The word occult means different things to various groups. To me, it does not mean supernatural or magical, secret or mysterious, or beyond comprehension. As an amateur astronomer, it means to be hidden from view. For an hour this morning, the Moon passed in front of, and occulted from view, the bright star Aldebaran. The star Aldebaran is the eye of Taurus the Bull, northwest of the constellation Orion.
The Moon occults a lot of stars as it orbits through the heavens. It last occulted Aldebaran on September 4 of this year. What made the occultation today unusual is that it took place in broad daylight just before 9 am CDT. That made it a challenge to see since we don’t think of stars as daytime objects. We in the midwest have been enjoying clear transparent skies the past few days. I set up the telescope for the event. The Moon was high in the blue western sky. My small camera was readied to photograph the occultation through the eyepiece.

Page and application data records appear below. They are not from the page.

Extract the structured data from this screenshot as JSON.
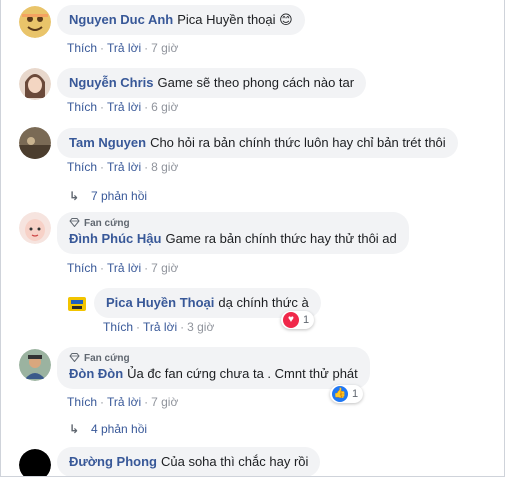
{
  "action_labels": {
    "like": "Thích",
    "reply": "Trả lời",
    "separator": "·"
  },
  "comments": [
    {
      "author": "Nguyen Duc Anh",
      "text": "Pica Huyền thoại",
      "emoji": "😊",
      "time": "7 giờ"
    },
    {
      "author": "Nguyễn Chris",
      "text": "Game sẽ theo phong cách nào tar",
      "time": "6 giờ"
    },
    {
      "author": "Tam Nguyen",
      "text": "Cho hỏi ra bản chính thức luôn hay chỉ bản trét thôi",
      "time": "8 giờ",
      "replies": "7 phản hồi"
    },
    {
      "badge": "Fan cứng",
      "author": "Đình Phúc Hậu",
      "text": "Game ra bản chính thức hay thử thôi ad",
      "time": "7 giờ"
    },
    {
      "author": "Pica Huyền Thoại",
      "text": "dạ chính thức à",
      "time": "3 giờ",
      "reaction_count": "1"
    },
    {
      "badge": "Fan cứng",
      "author": "Đòn Đòn",
      "text": "Ủa đc fan cứng chưa ta . Cmnt thử phát",
      "time": "7 giờ",
      "reaction_count": "1",
      "replies": "4 phản hồi"
    },
    {
      "author": "Đường Phong",
      "text": "Của soha thì chắc hay rồi"
    }
  ],
  "colors": {
    "author": "#385898",
    "bubble": "#f2f3f5",
    "meta": "#90949c",
    "love": "#f0284a",
    "like": "#2078f4"
  }
}
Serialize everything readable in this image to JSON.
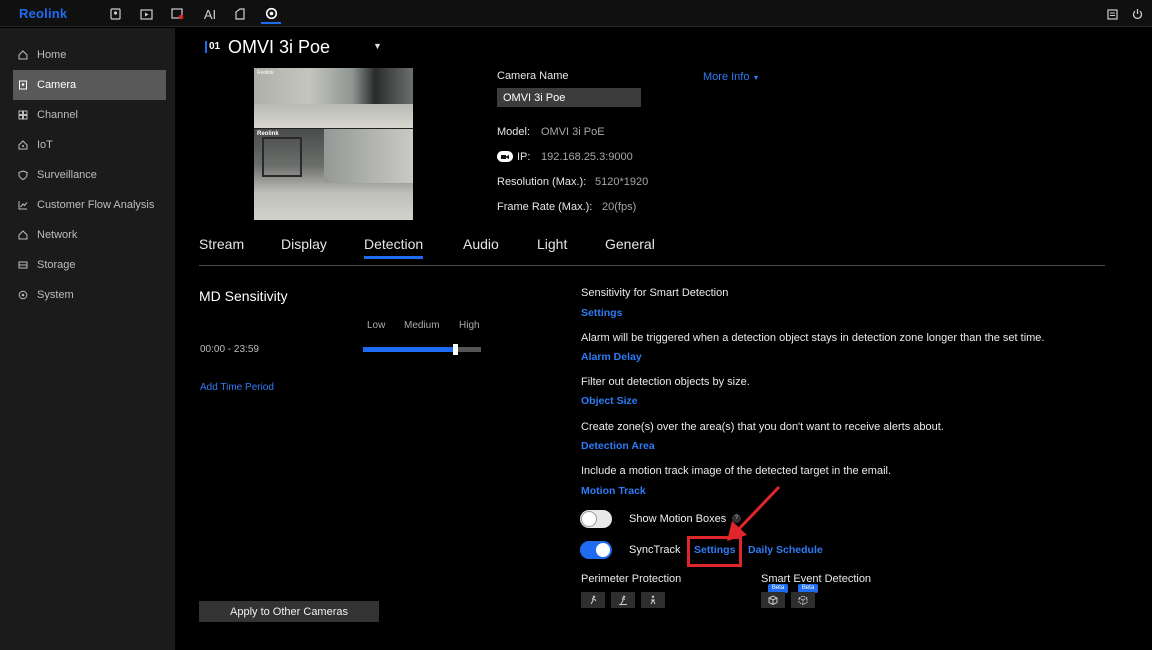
{
  "brand": {
    "logo": "Reolink"
  },
  "topbar": {
    "icons": [
      "camera-view-icon",
      "playback-icon",
      "alarm-icon",
      "ai-icon",
      "clip-icon",
      "settings-icon",
      "message-icon",
      "power-icon"
    ],
    "ai_label": "AI",
    "active": "settings-icon"
  },
  "sidebar": {
    "items": [
      {
        "label": "Home",
        "icon": "home-icon",
        "active": false
      },
      {
        "label": "Camera",
        "icon": "camera-icon",
        "active": true
      },
      {
        "label": "Channel",
        "icon": "channel-icon",
        "active": false
      },
      {
        "label": "IoT",
        "icon": "iot-icon",
        "active": false
      },
      {
        "label": "Surveillance",
        "icon": "shield-icon",
        "active": false
      },
      {
        "label": "Customer Flow Analysis",
        "icon": "chart-icon",
        "active": false
      },
      {
        "label": "Network",
        "icon": "network-icon",
        "active": false
      },
      {
        "label": "Storage",
        "icon": "storage-icon",
        "active": false
      },
      {
        "label": "System",
        "icon": "system-icon",
        "active": false
      }
    ]
  },
  "camera": {
    "channel": "01",
    "title": "OMVI 3i Poe",
    "name_label": "Camera Name",
    "name_value": "OMVI 3i Poe",
    "more_info": "More Info",
    "model_label": "Model:",
    "model_value": "OMVI 3i PoE",
    "ip_label": "IP:",
    "ip_value": "192.168.25.3:9000",
    "resolution_label": "Resolution (Max.):",
    "resolution_value": "5120*1920",
    "framerate_label": "Frame Rate (Max.):",
    "framerate_value": "20(fps)",
    "preview_brand_top": "Reolink",
    "preview_brand_bottom": "Reolink"
  },
  "tabs": [
    {
      "label": "Stream",
      "active": false
    },
    {
      "label": "Display",
      "active": false
    },
    {
      "label": "Detection",
      "active": true
    },
    {
      "label": "Audio",
      "active": false
    },
    {
      "label": "Light",
      "active": false
    },
    {
      "label": "General",
      "active": false
    }
  ],
  "md": {
    "title": "MD Sensitivity",
    "levels": [
      "Low",
      "Medium",
      "High"
    ],
    "time_range": "00:00 - 23:59",
    "sensitivity_fraction": 0.8,
    "add_period": "Add Time Period",
    "apply": "Apply to Other Cameras"
  },
  "detection": {
    "smart_title": "Sensitivity for Smart Detection",
    "smart_link": "Settings",
    "alarm_desc": "Alarm will be triggered when a detection object stays in detection zone longer than the set time.",
    "alarm_link": "Alarm Delay",
    "size_desc": "Filter out detection objects by size.",
    "size_link": "Object Size",
    "zone_desc": "Create zone(s) over the area(s) that you don't want to receive alerts about.",
    "zone_link": "Detection Area",
    "track_desc": "Include a motion track image of the detected target in the email.",
    "track_link": "Motion Track",
    "motion_boxes_label": "Show Motion Boxes",
    "motion_boxes_on": false,
    "help": "?",
    "synctrack_label": "SyncTrack",
    "synctrack_on": true,
    "synctrack_settings": "Settings",
    "daily_schedule": "Daily Schedule",
    "perimeter_label": "Perimeter Protection",
    "smart_event_label": "Smart Event Detection",
    "beta": "Beta"
  },
  "colors": {
    "accent": "#1e6cf2",
    "highlight": "#e0252b",
    "sidebar_active": "#595959"
  }
}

I could easily see Aldebaran by eye through the telescope. It was about 3 minutes before occultation. I brought the camera to the eyepiece. This first photograph did not use the zoom on the camera. It was in focus.
I zoomed the camera a little to enlarge the Moon. That improved the view. Later, I cropped and enhanced the image to get this view. No doubt the star was visible.
I waited and watched through the eyepiece to see the moment light from Aldebaran disappeared. That was very cool to see. It didn’t gradually dim. It was suddenly gone.
I set the timer for an hour. It would take the Moon that long to travel in orbit and allow light from Aldebaran to reappear on the other side of the orb. It did so right on time. It is a little hard to see in the crosshairs. Click to embiggen.
This was fun to witness. Clear skies and good optics helped make it work. I hope you enjoyed it.